Frank J. Doherty Jr., president of Stormville-based Red Wing Properties Inc., submitted an opinion piece to the Poughkeepsie Journal regarding his company’s six-year long effort to reopen a former sand and gravel operation in the town of Milan. In the letter, he says that “Gravel mines need to be permitted locally – good quality sand and gravel deposits are not found everywhere. In fact, less than 1 percent of the entire town of Milan has viable gravel deposits.” He also takes the Hudson River Valley Greenway to task for its role in appealing a court decision that would allow the project. He notes that the group uses taxpayer money, including his and that of his employees, to fight a local zoning issue.
Delta Sand and Gravel has asked the state Land Use Board of Appeals to revisit the city of Eugene’s rejection of the proposed expansion of its Santa Clara site. According to The Register Guard, Delta’s attorney, Steve Cornacchia, said that after Eugene Sand and Gravel’s failed, four-year effort to open a greenfield site, it makes more sense to allow the expansion of an existing mine rather than deal with a new operation. He added that without new supply, the company faces closure of its operation in as little as eight years, which would be a heavy blow to the family-owned business, its 100-plus employees, and the local economy. He also noted that the company will argue that the city didn’t take into account its plans to mitigate the effects of mining 72 additional acres by creating buffer zones, reducing noise and dust, and protecting against groundwater seepage.
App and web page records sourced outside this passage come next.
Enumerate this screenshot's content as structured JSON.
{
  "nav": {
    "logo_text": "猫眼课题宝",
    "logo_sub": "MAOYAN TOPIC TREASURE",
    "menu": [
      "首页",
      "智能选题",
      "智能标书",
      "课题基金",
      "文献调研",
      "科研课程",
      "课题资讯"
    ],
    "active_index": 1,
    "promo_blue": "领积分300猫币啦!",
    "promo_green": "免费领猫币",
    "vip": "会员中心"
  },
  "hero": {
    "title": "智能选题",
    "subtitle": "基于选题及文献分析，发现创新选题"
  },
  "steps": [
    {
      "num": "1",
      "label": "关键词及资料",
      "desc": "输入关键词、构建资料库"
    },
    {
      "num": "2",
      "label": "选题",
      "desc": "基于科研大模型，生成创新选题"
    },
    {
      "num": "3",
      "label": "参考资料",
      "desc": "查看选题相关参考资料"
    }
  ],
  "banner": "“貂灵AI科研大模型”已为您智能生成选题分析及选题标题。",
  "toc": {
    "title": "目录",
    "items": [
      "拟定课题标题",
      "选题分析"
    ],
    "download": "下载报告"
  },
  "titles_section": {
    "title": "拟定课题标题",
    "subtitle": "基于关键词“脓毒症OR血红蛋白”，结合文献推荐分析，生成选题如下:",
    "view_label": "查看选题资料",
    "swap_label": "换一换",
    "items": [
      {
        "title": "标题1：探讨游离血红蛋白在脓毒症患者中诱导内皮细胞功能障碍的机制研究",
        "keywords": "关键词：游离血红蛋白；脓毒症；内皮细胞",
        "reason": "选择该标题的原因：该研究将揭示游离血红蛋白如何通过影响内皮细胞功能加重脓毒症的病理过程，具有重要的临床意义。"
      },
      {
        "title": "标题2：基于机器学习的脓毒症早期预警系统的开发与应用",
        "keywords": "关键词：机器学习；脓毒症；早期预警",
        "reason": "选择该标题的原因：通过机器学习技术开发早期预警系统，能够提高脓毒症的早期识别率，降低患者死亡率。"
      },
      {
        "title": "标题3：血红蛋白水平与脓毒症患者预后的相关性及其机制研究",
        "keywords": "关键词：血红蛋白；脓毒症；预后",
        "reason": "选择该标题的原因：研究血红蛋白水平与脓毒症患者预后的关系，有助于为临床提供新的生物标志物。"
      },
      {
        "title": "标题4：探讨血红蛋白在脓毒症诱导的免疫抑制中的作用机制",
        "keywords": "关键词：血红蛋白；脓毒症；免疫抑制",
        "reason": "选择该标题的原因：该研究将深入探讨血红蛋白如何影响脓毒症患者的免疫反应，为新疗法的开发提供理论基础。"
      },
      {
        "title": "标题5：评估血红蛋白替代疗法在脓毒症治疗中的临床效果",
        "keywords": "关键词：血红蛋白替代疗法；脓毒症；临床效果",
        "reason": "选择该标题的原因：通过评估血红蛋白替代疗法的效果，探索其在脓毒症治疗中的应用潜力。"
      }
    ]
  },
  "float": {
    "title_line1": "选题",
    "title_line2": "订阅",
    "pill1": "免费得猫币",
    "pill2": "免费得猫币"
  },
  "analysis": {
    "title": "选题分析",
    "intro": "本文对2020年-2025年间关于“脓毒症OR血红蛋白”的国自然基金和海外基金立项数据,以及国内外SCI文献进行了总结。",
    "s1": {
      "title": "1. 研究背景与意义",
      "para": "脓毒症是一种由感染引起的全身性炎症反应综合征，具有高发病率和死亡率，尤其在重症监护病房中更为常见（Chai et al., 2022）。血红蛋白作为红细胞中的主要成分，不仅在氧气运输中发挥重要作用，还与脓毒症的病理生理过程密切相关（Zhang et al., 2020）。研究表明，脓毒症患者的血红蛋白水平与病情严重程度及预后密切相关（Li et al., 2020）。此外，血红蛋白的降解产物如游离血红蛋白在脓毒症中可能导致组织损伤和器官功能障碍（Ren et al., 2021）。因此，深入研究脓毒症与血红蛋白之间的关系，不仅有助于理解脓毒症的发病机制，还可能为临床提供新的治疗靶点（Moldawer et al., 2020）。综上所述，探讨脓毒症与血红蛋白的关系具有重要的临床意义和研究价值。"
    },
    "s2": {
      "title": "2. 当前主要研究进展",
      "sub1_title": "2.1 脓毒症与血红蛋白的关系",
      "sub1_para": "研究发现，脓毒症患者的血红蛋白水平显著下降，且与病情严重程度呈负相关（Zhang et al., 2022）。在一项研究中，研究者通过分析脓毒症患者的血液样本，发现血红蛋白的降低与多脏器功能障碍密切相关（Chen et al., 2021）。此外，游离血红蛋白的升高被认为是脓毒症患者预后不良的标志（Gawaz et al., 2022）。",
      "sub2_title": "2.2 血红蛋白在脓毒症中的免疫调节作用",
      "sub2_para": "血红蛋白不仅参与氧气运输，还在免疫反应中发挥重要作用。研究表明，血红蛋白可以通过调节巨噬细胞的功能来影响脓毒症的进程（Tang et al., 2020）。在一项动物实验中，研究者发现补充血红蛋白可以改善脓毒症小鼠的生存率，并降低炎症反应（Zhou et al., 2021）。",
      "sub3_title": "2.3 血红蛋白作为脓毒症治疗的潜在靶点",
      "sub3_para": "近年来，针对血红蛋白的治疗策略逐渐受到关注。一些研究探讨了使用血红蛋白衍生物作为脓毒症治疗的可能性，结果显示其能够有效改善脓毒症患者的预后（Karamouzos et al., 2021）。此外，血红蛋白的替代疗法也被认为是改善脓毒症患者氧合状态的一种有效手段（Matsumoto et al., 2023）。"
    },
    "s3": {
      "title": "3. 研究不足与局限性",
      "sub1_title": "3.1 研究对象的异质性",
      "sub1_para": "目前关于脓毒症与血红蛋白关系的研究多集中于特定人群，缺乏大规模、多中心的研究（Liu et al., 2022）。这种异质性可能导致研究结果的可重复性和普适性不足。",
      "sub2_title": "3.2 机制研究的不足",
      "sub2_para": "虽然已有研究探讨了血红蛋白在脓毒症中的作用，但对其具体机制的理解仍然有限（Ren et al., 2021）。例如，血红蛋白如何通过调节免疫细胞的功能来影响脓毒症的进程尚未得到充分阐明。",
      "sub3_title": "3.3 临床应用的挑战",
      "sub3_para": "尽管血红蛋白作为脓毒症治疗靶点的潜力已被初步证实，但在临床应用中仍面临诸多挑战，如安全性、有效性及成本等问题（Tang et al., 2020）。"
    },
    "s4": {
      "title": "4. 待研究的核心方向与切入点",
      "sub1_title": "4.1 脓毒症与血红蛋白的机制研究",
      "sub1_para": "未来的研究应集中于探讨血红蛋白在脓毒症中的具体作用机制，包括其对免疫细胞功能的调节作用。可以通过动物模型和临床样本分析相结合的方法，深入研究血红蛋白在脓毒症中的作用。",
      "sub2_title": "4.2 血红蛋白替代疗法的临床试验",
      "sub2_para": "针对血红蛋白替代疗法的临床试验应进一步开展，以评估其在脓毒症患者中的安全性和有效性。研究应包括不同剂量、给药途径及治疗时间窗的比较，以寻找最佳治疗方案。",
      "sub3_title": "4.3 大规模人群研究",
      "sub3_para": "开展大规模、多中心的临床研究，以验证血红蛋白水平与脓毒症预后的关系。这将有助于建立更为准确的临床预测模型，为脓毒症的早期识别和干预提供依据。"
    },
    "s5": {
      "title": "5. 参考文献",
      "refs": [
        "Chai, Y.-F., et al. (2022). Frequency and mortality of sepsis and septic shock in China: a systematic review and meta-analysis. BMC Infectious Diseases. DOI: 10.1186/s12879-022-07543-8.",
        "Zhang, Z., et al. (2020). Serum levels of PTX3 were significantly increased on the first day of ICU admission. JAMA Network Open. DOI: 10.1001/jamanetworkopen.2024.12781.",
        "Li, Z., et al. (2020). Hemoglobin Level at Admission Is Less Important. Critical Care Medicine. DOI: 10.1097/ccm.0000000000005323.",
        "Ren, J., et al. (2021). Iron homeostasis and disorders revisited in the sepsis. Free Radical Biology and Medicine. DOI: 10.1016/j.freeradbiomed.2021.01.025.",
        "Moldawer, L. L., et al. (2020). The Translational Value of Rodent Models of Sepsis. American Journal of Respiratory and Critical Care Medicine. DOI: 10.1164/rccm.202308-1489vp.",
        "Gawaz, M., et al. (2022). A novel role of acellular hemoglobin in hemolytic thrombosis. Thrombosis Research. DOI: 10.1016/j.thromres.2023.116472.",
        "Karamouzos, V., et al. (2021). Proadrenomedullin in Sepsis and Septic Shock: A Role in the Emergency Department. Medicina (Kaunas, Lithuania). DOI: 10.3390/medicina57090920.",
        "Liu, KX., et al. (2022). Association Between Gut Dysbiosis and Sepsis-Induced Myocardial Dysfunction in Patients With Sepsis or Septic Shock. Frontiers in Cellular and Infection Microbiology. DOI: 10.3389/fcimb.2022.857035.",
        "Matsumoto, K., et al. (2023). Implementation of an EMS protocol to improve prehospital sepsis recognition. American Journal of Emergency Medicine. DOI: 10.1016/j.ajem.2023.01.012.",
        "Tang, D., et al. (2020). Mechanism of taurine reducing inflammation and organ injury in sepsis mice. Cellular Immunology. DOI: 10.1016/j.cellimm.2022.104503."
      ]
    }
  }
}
The Chittenden Superior Court dismissed a challenge filed by Williston residents who disputed the legality of a 1992 agreement between the town and the Chittenden Solid Waste District for a proposed landfill. The Burlington Free Press notes that 37 residents filed suit against both groups saying that the agreement exceeded the legal authority of both entities. Following dismissal of the suit, the only legal hurdle that remains is the recalculation of payments, valued at $4 million in 2000, to the land’s owner, Hinesburg Sand and Gravel.
Eastern View High School students will get a chance to continue a long-lasting custom initiated by their predecessors at their former high school. The Culpeper Star-Exponent reports that Luck Stone’s Culpeper quarry delivered an 8-ton rock that seniors will use as a canvas to paint their class’ graduating year, decorative logos, and spirits slogans. The rock is located near a small bridge between the newly built high school and athletic field. A high school senior contacted the company’s headquarters in hopes of getting a stone donated. Luck Stone Plant Manager Terry Jarrells and Leadman Ted Robson donated the rocks, while Matt James, a superintendent at Samuel James Construction, delivered them at no charge.